They both exhibit the remarkable hydrophobicity demonstrated by the Cassie-Baxter law of wetting. For us non-scientists, this law describes the way in which bumpy, hairy or otherwise rough surfaces repel water. Try wetting a pigeon's feathers. If you don't have a pigeon handy, collect a colony of fire ants and dump them in the water. They will cling together and form a tight raft: jaw to leg; leg to leg; clinging to each other tightly in every possible way. The recent Proceedings of the National Academies includes a report that describes the raft formed by fire ants in water. The Cassie -Baxter law explains that the very rough surface of the raft repels water. Duck feathers do, too.
I read about this in the Washington Post. I wanted to know more about Cassie and Baxter. My search led me to the Farady Society, a British society for the study of physical chemistry founded in 1903. Such societies encouraged research and engaged in lively meetings to discuss and critique their members' work. The Transactions of the Farady Society were published from 1901 to 1971. I can almost smell the cigar smoke and see the members in their leather chairs, sipping port and arguing.

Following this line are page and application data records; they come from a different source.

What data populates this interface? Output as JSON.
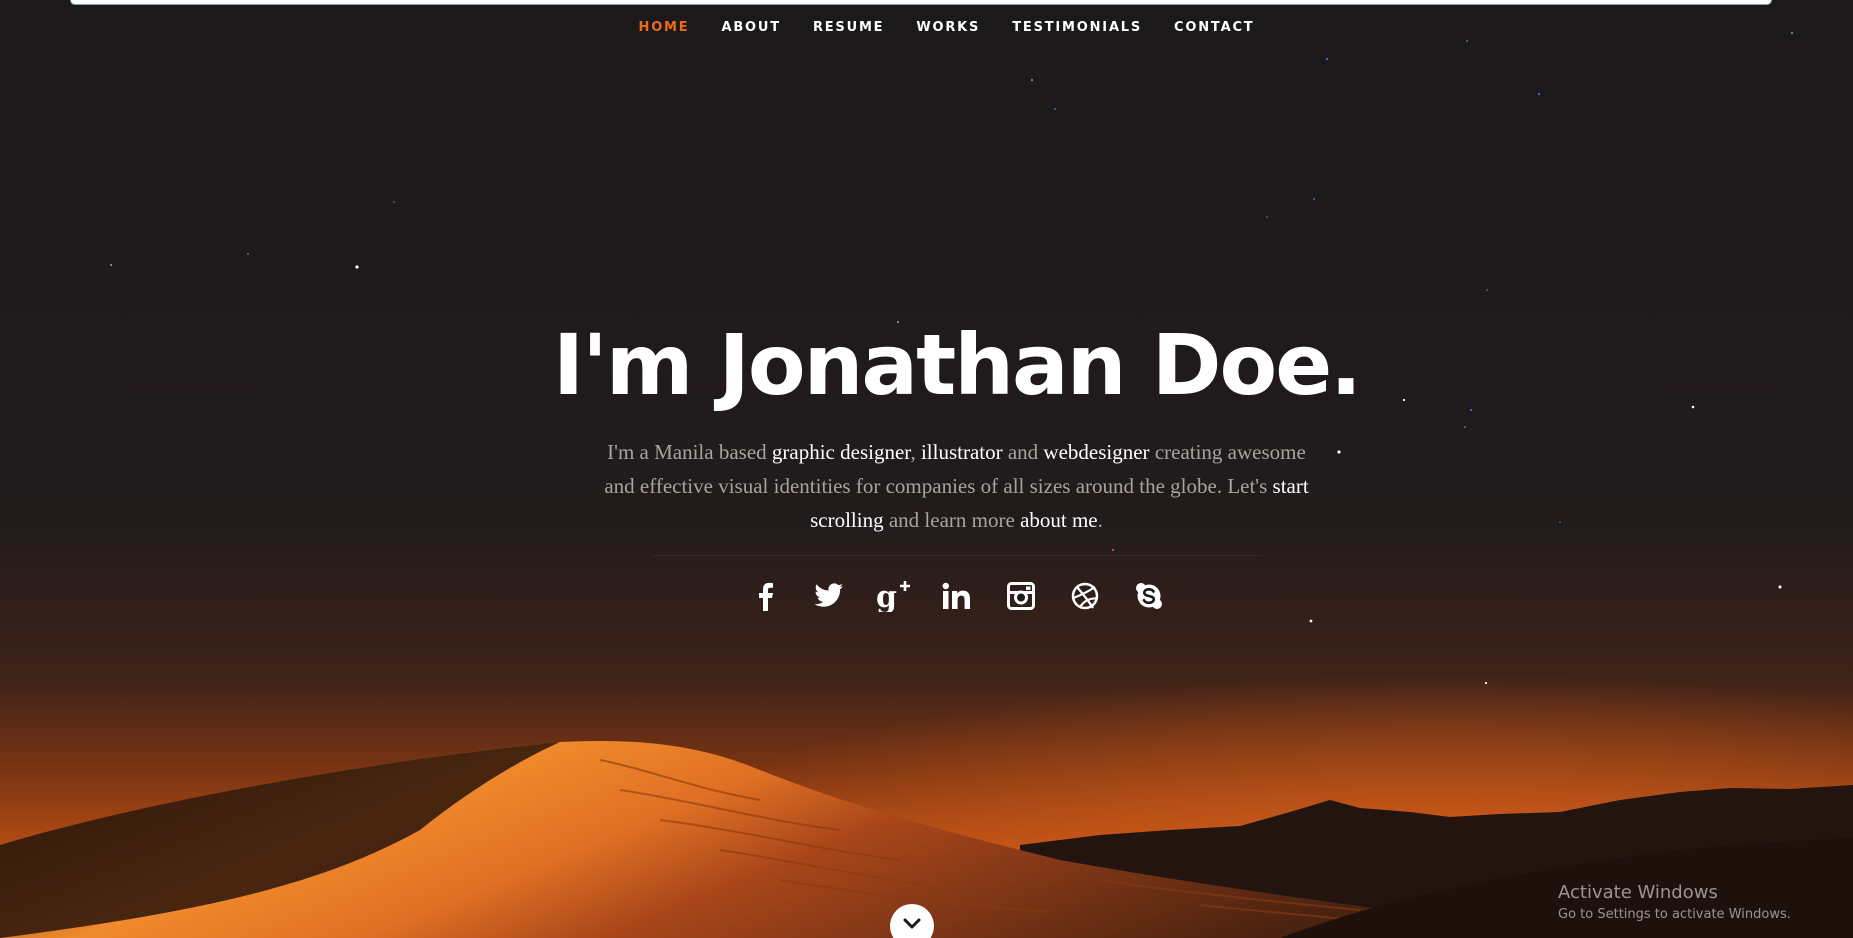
{
  "nav": {
    "items": [
      {
        "label": "HOME",
        "active": true
      },
      {
        "label": "ABOUT",
        "active": false
      },
      {
        "label": "RESUME",
        "active": false
      },
      {
        "label": "WORKS",
        "active": false
      },
      {
        "label": "TESTIMONIALS",
        "active": false
      },
      {
        "label": "CONTACT",
        "active": false
      }
    ]
  },
  "hero": {
    "title": "I'm Jonathan Doe.",
    "intro": {
      "t1": "I'm a Manila based ",
      "h1": "graphic designer",
      "t2": ", ",
      "h2": "illustrator",
      "t3": " and ",
      "h3": "webdesigner",
      "t4": " creating awesome and effective visual identities for companies of all sizes around the globe. Let's ",
      "h4": "start scrolling",
      "t5": " and learn more ",
      "h5": "about me",
      "t6": "."
    }
  },
  "social": [
    "facebook-icon",
    "twitter-icon",
    "google-plus-icon",
    "linkedin-icon",
    "instagram-icon",
    "dribbble-icon",
    "skype-icon"
  ],
  "windows_watermark": {
    "title": "Activate Windows",
    "subtitle": "Go to Settings to activate Windows."
  },
  "colors": {
    "accent": "#ef6a15",
    "background": "#1b191a",
    "dune": "#e0661e"
  }
}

A. B. D. Cassie and S. Baxter's work, The Wettability of Porous Surfaces appeared in volume 40, page 546 in 1944. England, and the world were at war - the outcome still in doubt. Anything that could possibly aid the war effort was strictly rationed. Damage from the Blitz was tidied but not repaired. Throughout those dark days, the human spirit was not diminished. We have many examples, and with Cassie and Baxter's work, another. They were inquisitive, disciplined and undaunted by the deprivations of war-time London. You can join the Royal Society of Chemistry, and read their paper, or just think of them and whisper God Save the Queen.